• [Exercise] Go over each line of the entries below, count those with "Jupyter", and give only the count.

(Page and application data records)
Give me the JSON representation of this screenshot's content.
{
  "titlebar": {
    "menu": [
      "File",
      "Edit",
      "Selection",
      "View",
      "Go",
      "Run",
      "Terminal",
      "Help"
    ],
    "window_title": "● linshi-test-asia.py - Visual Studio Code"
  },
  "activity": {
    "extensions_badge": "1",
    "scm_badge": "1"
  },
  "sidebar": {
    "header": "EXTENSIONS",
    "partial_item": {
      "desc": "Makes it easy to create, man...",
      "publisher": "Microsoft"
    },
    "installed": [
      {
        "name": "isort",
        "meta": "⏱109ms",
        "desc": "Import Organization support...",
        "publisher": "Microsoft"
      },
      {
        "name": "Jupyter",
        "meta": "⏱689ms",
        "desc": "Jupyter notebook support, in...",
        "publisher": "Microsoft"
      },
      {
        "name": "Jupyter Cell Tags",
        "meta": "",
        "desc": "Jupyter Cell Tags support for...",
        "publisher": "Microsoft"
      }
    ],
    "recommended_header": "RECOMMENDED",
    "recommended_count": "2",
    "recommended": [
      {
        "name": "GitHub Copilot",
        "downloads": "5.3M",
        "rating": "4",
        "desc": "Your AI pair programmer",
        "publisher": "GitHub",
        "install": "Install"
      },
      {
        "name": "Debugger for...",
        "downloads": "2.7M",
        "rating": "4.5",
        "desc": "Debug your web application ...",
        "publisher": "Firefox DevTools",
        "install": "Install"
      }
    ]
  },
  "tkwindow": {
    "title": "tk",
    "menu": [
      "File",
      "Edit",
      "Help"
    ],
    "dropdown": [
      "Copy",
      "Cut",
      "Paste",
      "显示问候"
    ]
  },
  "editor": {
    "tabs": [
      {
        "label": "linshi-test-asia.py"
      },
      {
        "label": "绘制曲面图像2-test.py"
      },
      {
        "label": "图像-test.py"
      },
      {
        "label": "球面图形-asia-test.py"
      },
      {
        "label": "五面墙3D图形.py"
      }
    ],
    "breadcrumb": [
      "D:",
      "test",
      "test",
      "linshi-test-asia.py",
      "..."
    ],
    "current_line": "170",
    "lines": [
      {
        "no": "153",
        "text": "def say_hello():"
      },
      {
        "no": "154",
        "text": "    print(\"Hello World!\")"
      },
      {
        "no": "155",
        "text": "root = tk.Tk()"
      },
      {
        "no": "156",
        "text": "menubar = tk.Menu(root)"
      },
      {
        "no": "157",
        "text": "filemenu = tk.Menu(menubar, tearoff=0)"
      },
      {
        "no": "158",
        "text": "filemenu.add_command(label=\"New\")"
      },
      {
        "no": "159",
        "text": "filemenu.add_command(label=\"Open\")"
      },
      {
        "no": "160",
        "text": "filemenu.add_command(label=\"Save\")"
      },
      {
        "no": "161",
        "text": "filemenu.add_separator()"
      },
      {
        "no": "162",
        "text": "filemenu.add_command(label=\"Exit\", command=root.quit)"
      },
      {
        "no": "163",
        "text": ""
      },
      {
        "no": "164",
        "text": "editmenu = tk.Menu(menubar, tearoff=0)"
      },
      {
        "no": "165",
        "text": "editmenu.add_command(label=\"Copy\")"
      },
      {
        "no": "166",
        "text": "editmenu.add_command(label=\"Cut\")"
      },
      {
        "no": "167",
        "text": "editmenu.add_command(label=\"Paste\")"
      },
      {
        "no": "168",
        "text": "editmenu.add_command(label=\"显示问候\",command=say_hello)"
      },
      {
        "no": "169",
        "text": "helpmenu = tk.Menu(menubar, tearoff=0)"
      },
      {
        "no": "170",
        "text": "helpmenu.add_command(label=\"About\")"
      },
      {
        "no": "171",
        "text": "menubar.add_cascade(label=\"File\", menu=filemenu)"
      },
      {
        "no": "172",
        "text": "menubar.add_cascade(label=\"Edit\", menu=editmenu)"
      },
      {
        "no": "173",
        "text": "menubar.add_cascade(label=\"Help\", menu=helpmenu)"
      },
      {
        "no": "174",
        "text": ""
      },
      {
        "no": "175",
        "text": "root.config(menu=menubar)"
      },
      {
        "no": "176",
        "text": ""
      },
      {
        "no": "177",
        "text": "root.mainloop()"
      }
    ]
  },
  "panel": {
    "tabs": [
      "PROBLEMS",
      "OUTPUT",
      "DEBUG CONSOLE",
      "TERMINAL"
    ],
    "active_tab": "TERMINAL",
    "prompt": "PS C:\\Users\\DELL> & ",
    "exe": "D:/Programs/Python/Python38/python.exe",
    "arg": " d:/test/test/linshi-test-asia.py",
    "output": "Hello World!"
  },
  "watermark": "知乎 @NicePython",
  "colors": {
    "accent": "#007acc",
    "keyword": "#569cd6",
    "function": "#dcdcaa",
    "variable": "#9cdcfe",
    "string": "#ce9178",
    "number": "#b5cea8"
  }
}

• [Problem solution] 4